He added that when he reported for work, he was denied entry into the office and was served with a letter of suspension at the main entrance without stating the particulars or reasons why he had been suspended from duty but that the letter only indicated that he had used abusive language towards a workmate on 19thJune 2014.
Mubita states that he was surprised with the contents of his suspension letter because where as it is alleged that he used abusive language, he never reported for work and neither did he use abusive language or verbally communicate with any of the workmates because he was on suspension pending the hearing of his gross misconduct case.
He said his dismissal from employment was based on the contents of the defence which he had filed and used to successfully exculpate and defend him against the earlier charge of gross misconduct.
Mubita argues that the said defence upon which he was charged for the offence which resulted onto his dismissal was purely an exculpatory letter which he tendered before the disciplinary hearing.

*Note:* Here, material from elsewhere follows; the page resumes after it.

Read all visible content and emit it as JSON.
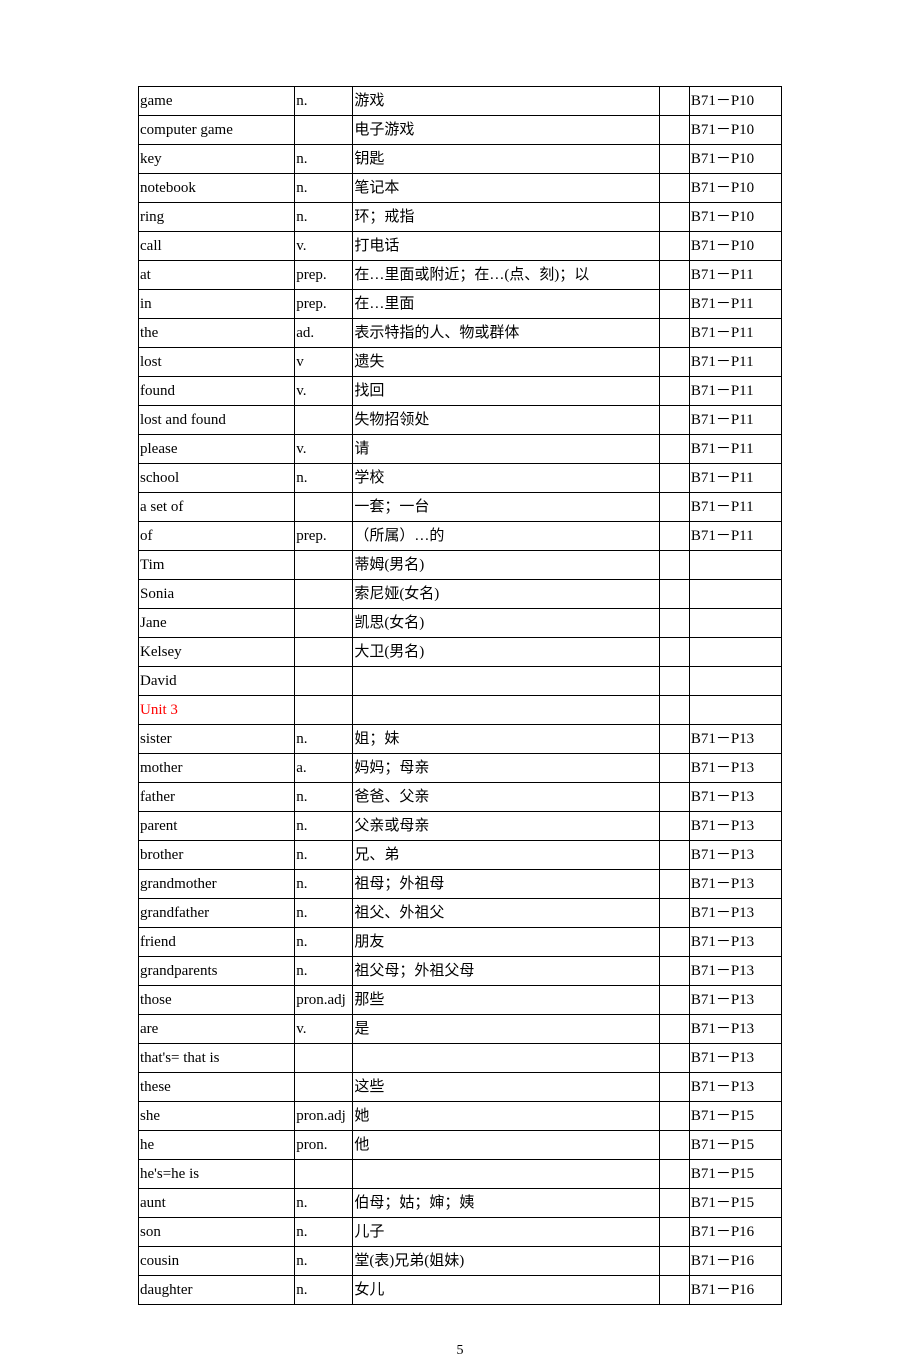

“The contents of the said exculpatory letter were not made by me directly to any of my workmates but was purely a submission before the disciplinary hearing and was meant for use at that forum and not anywhere else,” reads the affidavit in part.
“That the fact that I was dismissed from employment based on the contents of a defence I had used to successfully defend myself against an earlier charge of gross misconduct shows that the respondent had embarked on a scheme to try and dismiss me from employment at all costs.
Mubita further argues that during the hearing of the disciplinary case, the officer whom he was alleged to have used abusive language against vehemently refused to attend the disciplinary proceedings on two consecutive times which rendered the committee to determine the case without oral evidence from the main complainant a step he said was against the disciplinary procedure code.
“The fact that the disciplinary committee which heard my case sat and made a determination of my case without hearing evidence from the main complainant was against the disciplinary procedure code which provides that the committee should sit and listen to the opposing views and ascertain the case with consistence and fairness,”.